In Finesse 2, each node needs to be uniquely and explicitly named. This requirement has been overcome in Finesse 3. Components now have one or more ports. For example, a mirror has two optical ports, corresponding to each surface. Each port then has multiple nodes.

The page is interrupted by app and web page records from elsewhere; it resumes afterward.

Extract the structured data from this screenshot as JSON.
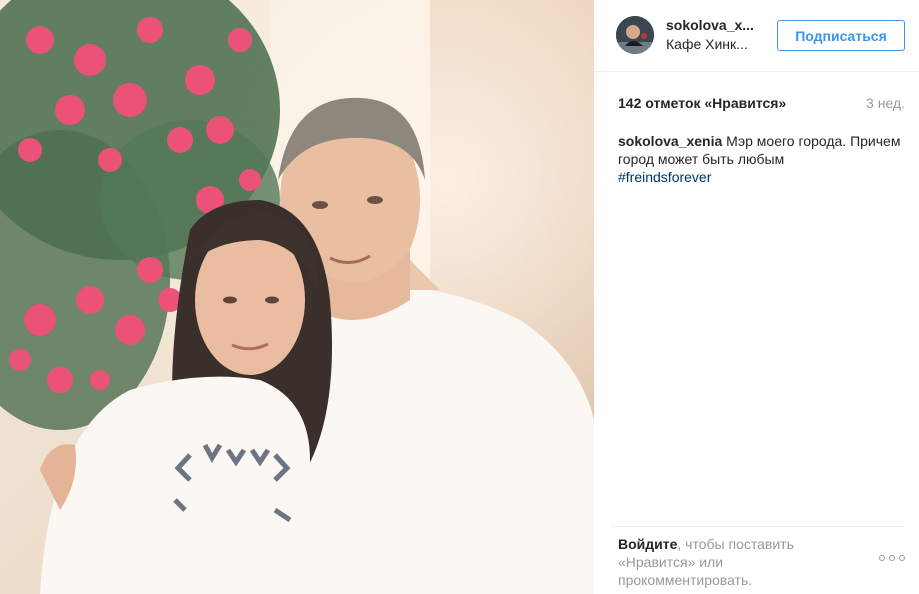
{
  "post": {
    "image_alt": "Photo"
  },
  "header": {
    "username": "sokolova_x...",
    "location": "Кафе Хинк...",
    "follow_label": "Подписаться"
  },
  "stats": {
    "likes": "142 отметок «Нравится»",
    "time_ago": "3 нед."
  },
  "caption": {
    "username": "sokolova_xenia",
    "text": "Мэр моего города. Причем город может быть любым",
    "hashtag": "#freindsforever"
  },
  "footer": {
    "login_link": "Войдите",
    "login_rest": ", чтобы поставить «Нравится» или прокомментировать.",
    "more_icon": "ellipsis-icon"
  },
  "colors": {
    "accent": "#3897f0",
    "hashtag": "#003569",
    "muted": "#999999",
    "text": "#262626",
    "flowers": "#e83e6c"
  }
}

In the case of a mirror, each optical port has two nodes, corresponding to the input and output field at each side of the mirror.
ifo = Model() # Create a laser and mirror. ifo.parse( """ l L0 P=1 s s1 L0.p1 ETM.p1 m ETM T=1e-5 L=1e-6 Rc=10 """ ) # Grab the ETM nodes. ifo.ETM.nodes
OrderedDict([('ETM.p1.i', <OpticalNode ETM.p1.i @ 0x7f3562853580>), ('ETM.p1.o', <OpticalNode ETM.p1.o @ 0x7f3562853490>), ('ETM.p2.i', <OpticalNode ETM.p2.i @ 0x7f3562853940>), ('ETM.p2.o', <OpticalNode ETM.p2.o @ 0x7f3562853340>), ('ETM.mech.z', <MechanicalNode ETM.mech.z @ 0x7f3562853130>), ('ETM.mech.yaw', <MechanicalNode ETM.mech.yaw @ 0x7f3562853640>), ('ETM.mech.pitch', <MechanicalNode ETM.mech.pitch @ 0x7f3562853700>), ('ETM.mech.F_z', <MechanicalNode ETM.mech.F_z @ 0x7f3562853a30>), ('ETM.mech.F_yaw', <MechanicalNode ETM.mech.F_yaw @ 0x7f3562853970>), ('ETM.mech.F_pitch', <MechanicalNode ETM.mech.F_pitch @ 0x7f3562853850>)])
See The port and node system for more details.
In Finesse 3, expressions and functions can be specified inside parameter definitions.
This removes the need for the
m m2 R=&m1.R*0.5 T=1-&m1.R*0.5 phi=cos(&l1.P/10)
Variables, constants and references¶
In Finesse 2, in order to make a parameter of one component track another, a combination of set and put commands would have to be used:
m m1 0.99 0.01 0 n1 n2 m m2 0.5 0.5 0 n3 n4 set refl m1 R set trans m1 T put m2 R $refl put m2 T $trans
In Finesse 3, we can take references to a parameter by prefixing it with an ampersand (&), transforming the above into
m m1 0.99 0.01 m m2 R=&m1.R T=&m1.T
Running a model¶
Similar to Pykat, models can be run by calling the
run() method on the
model object. As before, this produces an output object, which can be plotted.
out = ifo.run()